(Dataset rows describing interfaces)
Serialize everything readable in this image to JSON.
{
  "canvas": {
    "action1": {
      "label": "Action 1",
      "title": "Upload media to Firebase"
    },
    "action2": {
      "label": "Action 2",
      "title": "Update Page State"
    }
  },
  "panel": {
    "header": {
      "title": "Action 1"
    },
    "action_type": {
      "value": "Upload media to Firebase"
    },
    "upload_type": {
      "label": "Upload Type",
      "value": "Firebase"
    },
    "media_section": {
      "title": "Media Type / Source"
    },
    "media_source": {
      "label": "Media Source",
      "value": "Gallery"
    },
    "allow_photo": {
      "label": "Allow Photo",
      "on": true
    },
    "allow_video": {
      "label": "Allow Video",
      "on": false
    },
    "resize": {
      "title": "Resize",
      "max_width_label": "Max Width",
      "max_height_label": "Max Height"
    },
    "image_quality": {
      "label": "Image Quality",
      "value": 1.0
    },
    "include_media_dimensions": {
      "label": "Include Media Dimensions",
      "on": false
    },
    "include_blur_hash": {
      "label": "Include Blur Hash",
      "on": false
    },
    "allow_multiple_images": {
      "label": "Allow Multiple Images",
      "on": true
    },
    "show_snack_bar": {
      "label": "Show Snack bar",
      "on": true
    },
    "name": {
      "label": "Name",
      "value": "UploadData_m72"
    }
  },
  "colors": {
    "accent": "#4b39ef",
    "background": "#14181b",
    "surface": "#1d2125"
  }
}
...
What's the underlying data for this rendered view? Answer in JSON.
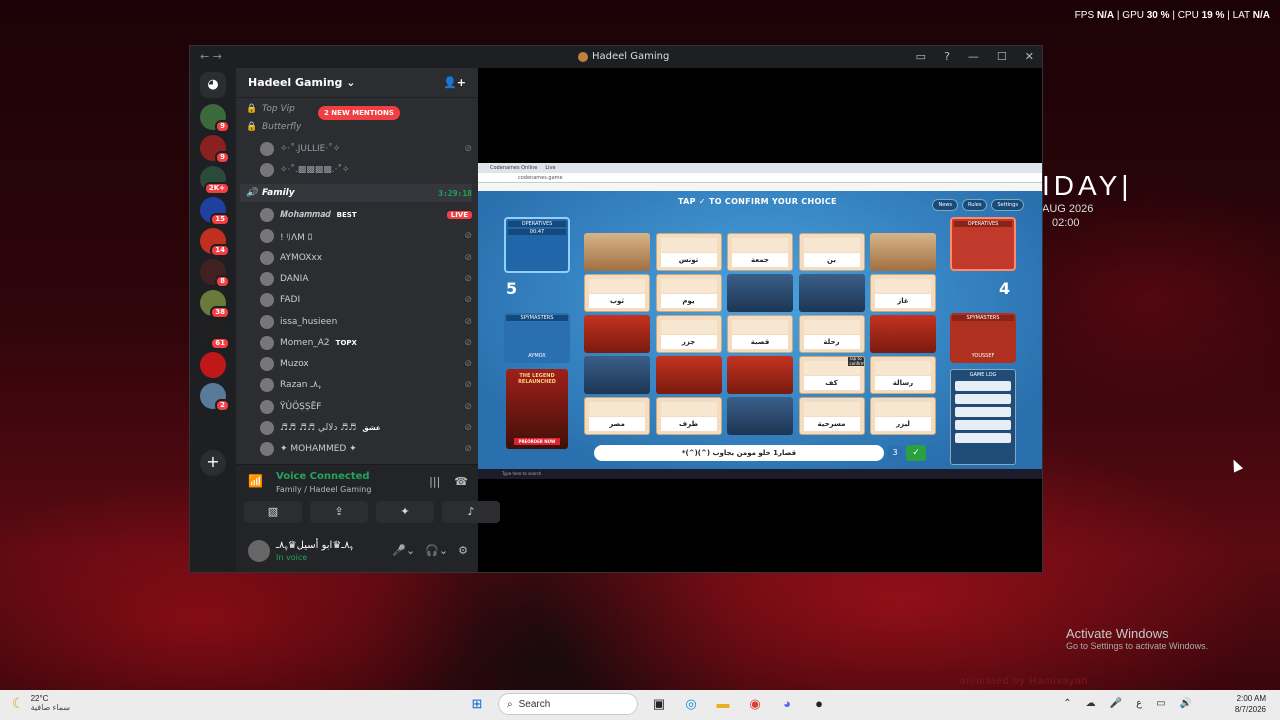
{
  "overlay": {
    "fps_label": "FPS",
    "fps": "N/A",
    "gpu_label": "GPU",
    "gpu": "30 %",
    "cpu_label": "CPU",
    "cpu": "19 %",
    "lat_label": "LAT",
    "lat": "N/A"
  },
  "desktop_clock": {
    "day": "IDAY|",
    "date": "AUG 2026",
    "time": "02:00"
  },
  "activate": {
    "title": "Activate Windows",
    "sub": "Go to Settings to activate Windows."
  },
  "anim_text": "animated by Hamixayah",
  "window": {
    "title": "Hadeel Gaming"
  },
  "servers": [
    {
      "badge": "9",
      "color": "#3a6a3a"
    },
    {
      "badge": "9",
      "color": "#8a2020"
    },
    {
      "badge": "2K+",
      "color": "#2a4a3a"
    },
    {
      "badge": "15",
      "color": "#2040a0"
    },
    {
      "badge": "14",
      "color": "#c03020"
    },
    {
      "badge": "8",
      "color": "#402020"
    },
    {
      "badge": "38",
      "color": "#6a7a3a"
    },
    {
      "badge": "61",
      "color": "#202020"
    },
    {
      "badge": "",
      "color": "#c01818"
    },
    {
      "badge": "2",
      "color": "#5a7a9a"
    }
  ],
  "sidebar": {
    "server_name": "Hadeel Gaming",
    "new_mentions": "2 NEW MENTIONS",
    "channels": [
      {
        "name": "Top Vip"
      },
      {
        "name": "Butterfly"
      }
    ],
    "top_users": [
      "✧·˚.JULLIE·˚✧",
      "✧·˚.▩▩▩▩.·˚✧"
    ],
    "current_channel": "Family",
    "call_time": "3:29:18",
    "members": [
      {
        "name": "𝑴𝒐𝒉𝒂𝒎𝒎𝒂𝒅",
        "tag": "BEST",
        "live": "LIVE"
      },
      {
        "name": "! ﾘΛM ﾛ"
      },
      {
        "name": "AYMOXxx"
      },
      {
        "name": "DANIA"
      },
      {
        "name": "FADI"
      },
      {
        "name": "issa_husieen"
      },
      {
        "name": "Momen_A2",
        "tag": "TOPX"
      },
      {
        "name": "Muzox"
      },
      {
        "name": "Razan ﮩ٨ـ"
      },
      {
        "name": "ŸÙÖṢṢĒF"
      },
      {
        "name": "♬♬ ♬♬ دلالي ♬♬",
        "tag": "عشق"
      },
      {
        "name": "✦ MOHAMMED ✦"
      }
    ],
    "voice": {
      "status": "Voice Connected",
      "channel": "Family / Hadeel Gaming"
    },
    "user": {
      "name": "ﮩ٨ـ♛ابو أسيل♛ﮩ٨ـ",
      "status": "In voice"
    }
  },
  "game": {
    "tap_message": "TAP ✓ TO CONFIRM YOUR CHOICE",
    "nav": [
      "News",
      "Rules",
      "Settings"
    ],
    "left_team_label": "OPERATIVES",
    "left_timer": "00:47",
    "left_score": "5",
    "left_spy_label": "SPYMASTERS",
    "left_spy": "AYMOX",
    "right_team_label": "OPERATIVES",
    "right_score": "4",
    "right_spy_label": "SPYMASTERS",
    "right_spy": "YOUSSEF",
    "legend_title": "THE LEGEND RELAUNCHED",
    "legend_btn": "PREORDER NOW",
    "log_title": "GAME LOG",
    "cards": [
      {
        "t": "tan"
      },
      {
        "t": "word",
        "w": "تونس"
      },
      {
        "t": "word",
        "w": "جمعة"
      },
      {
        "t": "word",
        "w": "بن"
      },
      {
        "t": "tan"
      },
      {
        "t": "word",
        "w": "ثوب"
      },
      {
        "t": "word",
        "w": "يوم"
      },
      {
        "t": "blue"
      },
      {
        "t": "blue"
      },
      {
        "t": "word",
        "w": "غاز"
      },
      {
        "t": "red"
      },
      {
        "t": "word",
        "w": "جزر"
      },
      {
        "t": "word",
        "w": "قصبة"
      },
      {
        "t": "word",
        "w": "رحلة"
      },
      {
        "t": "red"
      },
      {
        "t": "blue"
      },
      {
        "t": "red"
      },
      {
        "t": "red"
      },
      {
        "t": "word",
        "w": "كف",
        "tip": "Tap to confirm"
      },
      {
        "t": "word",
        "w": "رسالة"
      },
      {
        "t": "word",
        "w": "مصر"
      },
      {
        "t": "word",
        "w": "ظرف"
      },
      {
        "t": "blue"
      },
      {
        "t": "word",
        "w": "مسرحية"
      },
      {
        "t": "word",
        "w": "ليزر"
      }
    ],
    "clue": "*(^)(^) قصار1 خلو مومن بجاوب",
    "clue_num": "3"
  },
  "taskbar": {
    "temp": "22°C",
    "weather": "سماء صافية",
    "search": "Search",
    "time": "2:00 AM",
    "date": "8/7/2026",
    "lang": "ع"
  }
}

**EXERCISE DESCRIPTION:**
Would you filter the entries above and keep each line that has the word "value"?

**EXERCISE OUTPUT:**
      "value": "Upload media to Firebase"
      "value": "Firebase"
      "value": "Gallery"
      "value": 1.0
      "value": "UploadData_m72"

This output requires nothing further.